Villers-la-Ville is a place that I’ve wanted to visit for years—ever since I was doing my Belgium Under the Radar series. Somehow, I never got to visiting it.
This year, however, I visited it twice in one week.
Villers-la-Ville is a place that probably only a few of you have heard about before. So, let me give you a short introduction.
Abbey Ruins of Villers-la-Ville
A small town of no more than 10,000 inhabitants in the Belgian province of Walloon Brabant, Villers-la-Ville is home to the massive ruins of an old Cisterian abbey. The Villers Abbey used to be one of Europe’s most important Cisterian abbeys before it was abandoned in 1796, after the French revolutionary administration had closed and sold the abbey.
Villers Abbey, or Abbaye de Villers in French, was founded in 1146 by one abbot, five lay brothers and twelve monks. This first abbey is now known as Villers I—it was relocated a few months later to a site lower down the valley, a site that is now referred to as Villers II.
Further reading: 10 Belgian Towns That Will Surprise You
At the end of the 13th century, the abbey’s golden age, Villers Abbey was completely rebuilt. Villers III expanded and ended up including numerous buildings such as a huge church, a reflectory, workshops, pharmacy, gardens, a kitchen and even a hostelry. In its heyday, Villers Abbey is said to have housed up to 100 monks and no fewer than 300 lay brothers. Villers III lasted until the late 18th century and is what can be visited today.
After being purchased by the Belgian state in 1893, what was then a complex of ruins was restored. It became an official historic site in 1973. Nowadays, many of the abbey’s original buildings have been restored and conserved and can be visited.
Particularly the enormous church is a highlight, with its impressive arches and pillars a superb example of medieval Cisterian architecture.
Further reading: 15 Essential Activities to Do in Belgium
The 850-year-old collection of ruined buildings in Villers-la-Ville offers a fascinating insight in the life inside a Cisterian abbey in the late Middle Ages and makes for a fantastic day trip from Brussels.
People who are looking for something that’s definitely off the beaten track in Belgium are encouraged to visit this marvelous historic site.
Villers-la-Ville Visitor Information
The ruins of Villers Abbey are open to the public all-year round. From November 1 to March 31, they can be visited every day between 10 am and 5 pm, except on Tuesdays. From April 1 to October 31, they are open every single day between 10 am and 6 pm.
Tickets cost 6 euros for adults. Group, children and senior tickets have different (lower) prices.

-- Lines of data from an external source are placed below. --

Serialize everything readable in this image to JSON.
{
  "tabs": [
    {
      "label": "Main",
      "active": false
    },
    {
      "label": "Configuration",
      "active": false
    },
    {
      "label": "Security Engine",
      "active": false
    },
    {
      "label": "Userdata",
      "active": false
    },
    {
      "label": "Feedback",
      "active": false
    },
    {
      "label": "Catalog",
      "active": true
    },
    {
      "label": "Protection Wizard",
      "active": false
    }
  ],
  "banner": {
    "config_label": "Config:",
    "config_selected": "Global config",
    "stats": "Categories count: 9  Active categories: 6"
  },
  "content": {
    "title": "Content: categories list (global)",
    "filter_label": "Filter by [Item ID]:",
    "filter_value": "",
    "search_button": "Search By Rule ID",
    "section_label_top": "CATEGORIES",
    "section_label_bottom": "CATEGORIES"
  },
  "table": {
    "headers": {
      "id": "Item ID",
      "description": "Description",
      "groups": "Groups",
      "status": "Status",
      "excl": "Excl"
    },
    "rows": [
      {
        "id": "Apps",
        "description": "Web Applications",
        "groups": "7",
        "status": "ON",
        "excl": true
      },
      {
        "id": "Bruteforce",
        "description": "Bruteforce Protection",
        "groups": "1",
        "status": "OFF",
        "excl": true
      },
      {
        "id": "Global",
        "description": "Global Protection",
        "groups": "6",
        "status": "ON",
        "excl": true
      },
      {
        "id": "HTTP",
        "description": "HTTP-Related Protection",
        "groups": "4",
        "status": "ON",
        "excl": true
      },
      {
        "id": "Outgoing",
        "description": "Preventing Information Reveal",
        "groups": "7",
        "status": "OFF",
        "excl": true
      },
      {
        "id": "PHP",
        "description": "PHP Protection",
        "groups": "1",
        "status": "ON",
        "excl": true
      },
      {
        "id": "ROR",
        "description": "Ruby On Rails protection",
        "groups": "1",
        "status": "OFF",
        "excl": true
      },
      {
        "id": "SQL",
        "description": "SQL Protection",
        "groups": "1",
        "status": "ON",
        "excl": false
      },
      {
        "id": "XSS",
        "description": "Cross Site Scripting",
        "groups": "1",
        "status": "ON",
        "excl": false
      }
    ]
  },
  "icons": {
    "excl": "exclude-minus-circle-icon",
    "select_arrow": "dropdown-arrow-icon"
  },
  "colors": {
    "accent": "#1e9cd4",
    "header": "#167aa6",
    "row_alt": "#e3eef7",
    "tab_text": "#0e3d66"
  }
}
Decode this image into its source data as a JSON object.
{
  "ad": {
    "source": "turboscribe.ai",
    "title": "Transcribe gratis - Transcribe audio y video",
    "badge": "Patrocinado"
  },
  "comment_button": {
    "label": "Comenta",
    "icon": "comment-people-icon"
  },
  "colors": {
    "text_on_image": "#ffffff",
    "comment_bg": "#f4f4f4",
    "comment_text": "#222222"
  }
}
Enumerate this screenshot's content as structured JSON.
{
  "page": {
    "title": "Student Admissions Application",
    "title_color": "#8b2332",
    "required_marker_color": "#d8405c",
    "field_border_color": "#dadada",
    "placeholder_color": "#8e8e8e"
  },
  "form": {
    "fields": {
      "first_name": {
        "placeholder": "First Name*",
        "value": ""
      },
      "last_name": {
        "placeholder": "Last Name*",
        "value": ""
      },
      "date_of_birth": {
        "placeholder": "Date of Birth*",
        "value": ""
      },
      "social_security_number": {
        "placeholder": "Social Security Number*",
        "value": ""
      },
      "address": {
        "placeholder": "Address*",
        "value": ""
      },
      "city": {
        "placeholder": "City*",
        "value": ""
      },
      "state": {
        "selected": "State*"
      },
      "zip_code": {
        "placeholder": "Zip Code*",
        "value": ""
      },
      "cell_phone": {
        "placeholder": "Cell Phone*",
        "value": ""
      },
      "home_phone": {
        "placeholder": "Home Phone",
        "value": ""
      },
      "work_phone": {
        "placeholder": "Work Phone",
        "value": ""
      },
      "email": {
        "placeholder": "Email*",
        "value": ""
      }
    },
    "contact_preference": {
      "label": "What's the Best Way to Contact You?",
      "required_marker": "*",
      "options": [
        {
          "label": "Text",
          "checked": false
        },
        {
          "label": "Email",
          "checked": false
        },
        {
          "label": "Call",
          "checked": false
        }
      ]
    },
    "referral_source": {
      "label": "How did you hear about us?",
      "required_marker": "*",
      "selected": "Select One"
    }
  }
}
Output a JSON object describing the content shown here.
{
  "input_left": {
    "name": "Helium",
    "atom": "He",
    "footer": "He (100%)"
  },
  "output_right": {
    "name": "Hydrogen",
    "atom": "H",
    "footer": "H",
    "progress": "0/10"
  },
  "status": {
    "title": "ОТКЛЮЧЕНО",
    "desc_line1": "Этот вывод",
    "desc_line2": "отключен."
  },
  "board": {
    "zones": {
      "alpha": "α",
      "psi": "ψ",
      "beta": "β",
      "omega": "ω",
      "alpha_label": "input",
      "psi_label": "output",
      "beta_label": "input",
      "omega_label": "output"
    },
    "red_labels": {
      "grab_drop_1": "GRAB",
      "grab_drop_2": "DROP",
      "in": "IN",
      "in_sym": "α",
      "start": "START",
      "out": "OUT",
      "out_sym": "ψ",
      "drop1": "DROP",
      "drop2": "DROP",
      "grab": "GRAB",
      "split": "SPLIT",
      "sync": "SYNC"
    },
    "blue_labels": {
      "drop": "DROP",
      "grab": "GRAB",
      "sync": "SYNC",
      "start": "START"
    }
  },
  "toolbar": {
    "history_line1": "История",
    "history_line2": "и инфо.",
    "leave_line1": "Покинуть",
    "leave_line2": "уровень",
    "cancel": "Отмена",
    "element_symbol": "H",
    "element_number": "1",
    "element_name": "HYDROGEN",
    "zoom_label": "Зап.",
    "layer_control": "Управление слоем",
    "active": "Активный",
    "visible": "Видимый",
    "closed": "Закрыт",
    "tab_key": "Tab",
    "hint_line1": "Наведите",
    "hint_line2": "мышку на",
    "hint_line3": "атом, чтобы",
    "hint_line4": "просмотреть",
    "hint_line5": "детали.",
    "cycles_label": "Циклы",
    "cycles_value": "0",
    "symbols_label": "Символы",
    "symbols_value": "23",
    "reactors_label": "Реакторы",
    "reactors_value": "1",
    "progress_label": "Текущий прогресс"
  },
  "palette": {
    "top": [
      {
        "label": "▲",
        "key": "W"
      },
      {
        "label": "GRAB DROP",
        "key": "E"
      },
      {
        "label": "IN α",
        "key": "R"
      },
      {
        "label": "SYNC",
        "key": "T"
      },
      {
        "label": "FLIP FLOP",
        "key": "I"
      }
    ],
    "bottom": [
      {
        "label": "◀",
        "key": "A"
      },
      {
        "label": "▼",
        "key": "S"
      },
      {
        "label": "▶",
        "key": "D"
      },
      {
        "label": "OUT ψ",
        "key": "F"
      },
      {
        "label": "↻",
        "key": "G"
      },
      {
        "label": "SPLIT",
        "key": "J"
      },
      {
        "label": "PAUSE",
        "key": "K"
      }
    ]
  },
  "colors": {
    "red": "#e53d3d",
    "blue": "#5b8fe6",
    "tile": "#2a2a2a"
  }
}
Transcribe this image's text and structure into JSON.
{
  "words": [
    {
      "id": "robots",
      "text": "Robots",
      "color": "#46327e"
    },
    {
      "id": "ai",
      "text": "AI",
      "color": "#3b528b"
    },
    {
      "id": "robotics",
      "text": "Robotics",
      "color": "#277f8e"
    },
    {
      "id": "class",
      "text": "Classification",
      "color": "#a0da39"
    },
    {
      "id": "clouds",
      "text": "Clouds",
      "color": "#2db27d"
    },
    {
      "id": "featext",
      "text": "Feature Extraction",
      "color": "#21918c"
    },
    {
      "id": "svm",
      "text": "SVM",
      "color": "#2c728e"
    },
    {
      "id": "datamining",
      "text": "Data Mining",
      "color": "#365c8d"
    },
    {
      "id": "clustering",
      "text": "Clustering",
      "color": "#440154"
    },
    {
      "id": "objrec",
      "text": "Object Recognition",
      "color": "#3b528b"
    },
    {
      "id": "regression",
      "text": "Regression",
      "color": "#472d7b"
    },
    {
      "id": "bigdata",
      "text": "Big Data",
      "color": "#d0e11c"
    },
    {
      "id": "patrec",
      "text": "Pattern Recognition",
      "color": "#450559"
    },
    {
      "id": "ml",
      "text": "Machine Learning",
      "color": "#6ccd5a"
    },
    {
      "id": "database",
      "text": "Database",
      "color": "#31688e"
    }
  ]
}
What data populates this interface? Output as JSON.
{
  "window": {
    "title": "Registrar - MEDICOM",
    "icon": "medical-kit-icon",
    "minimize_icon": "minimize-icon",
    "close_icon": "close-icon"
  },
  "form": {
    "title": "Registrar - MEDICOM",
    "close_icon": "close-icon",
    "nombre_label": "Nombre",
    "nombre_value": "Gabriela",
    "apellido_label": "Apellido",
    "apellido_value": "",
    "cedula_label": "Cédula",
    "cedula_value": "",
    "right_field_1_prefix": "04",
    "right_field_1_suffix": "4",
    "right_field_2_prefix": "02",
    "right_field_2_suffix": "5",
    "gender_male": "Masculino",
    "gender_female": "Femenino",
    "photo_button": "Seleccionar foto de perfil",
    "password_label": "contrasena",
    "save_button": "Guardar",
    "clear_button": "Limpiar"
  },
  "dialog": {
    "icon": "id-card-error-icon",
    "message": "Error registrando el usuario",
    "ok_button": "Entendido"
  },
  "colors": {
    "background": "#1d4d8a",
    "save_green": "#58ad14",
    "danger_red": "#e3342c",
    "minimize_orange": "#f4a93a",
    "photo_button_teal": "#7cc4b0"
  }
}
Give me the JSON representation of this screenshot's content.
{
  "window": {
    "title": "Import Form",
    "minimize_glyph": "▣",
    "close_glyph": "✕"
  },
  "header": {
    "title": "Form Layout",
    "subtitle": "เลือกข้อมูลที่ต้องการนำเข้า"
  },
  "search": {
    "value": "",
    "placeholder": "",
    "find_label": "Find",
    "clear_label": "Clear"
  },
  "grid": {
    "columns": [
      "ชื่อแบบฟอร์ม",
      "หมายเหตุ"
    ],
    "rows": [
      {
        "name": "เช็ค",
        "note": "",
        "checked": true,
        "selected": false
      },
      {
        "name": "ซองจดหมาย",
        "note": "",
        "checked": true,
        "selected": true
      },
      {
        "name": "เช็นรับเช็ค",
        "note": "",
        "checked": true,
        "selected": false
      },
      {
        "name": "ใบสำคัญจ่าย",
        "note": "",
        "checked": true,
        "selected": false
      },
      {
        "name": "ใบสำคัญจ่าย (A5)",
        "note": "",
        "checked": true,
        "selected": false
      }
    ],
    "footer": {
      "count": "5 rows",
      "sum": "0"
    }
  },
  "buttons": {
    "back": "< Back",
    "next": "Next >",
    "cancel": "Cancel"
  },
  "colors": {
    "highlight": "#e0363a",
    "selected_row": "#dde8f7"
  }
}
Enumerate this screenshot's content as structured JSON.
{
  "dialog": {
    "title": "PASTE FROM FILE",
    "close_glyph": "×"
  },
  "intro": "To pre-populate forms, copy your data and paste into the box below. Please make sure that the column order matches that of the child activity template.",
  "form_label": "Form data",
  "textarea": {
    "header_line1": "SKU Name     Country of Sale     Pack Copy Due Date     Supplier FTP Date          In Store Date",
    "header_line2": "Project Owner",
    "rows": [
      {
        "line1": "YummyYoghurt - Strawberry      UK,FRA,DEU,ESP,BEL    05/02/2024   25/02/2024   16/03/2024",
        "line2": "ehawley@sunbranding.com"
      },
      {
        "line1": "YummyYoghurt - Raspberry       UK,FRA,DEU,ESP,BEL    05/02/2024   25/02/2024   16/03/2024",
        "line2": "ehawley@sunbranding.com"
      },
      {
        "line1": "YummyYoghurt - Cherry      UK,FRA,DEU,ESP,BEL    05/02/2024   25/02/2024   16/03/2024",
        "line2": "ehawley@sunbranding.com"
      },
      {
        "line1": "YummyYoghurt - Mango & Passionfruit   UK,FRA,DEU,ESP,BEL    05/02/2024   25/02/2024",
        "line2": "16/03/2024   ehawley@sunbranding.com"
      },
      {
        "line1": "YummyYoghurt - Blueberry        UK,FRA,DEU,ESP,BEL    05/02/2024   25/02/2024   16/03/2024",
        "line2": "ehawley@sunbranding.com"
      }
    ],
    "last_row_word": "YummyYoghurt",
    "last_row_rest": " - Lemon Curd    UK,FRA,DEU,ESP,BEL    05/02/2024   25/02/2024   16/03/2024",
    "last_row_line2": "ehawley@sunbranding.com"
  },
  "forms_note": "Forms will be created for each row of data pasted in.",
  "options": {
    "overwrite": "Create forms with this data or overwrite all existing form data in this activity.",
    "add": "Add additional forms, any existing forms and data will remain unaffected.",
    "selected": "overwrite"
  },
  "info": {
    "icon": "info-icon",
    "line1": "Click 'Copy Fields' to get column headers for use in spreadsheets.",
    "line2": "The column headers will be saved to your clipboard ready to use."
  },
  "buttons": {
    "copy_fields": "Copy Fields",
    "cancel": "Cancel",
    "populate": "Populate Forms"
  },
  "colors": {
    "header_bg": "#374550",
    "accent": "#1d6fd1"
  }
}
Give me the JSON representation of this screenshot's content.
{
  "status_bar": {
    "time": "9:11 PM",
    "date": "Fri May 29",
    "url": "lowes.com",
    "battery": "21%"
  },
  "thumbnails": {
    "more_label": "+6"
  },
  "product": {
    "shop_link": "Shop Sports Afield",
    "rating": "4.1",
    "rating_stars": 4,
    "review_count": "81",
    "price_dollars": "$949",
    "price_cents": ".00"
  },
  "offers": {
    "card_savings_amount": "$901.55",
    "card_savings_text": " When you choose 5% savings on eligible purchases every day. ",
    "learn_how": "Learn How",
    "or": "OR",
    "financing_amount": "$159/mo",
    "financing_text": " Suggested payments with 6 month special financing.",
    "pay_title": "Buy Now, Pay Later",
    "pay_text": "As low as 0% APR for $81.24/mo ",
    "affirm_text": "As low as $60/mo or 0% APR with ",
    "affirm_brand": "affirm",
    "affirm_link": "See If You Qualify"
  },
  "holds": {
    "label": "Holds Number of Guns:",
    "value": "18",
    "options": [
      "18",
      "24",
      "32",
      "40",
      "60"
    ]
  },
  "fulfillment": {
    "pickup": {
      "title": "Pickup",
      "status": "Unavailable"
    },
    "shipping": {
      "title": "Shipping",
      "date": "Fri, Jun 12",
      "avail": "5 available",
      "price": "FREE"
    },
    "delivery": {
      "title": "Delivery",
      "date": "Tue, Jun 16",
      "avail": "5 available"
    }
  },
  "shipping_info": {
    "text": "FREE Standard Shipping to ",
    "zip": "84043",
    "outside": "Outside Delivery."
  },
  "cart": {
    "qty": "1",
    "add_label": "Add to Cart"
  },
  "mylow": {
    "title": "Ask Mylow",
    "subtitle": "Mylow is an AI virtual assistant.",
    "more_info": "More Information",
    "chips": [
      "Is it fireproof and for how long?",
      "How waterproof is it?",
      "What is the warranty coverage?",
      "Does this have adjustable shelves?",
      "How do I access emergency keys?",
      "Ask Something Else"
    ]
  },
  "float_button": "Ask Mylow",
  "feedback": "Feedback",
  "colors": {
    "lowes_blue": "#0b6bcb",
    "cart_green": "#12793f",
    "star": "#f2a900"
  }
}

With a ticket, visitors can leave and re-enter as many times as they want.
Generally speaking, a self-guided visit to the abbey ruins of Villers-la-Ville—a map is provided for free—takes about an hour and a half.
People visiting around lunchtime can use the picnic tables that are found onsite, or enjoy lunch and a local Belgian beer at La Cave du Moulin Restaurant located across the street from the entrance, or at Le Chalet de Forêt situated a couple of minutes’ walk up the road.
The address of Villers Abbey is:
Rue de l’Abbaye 55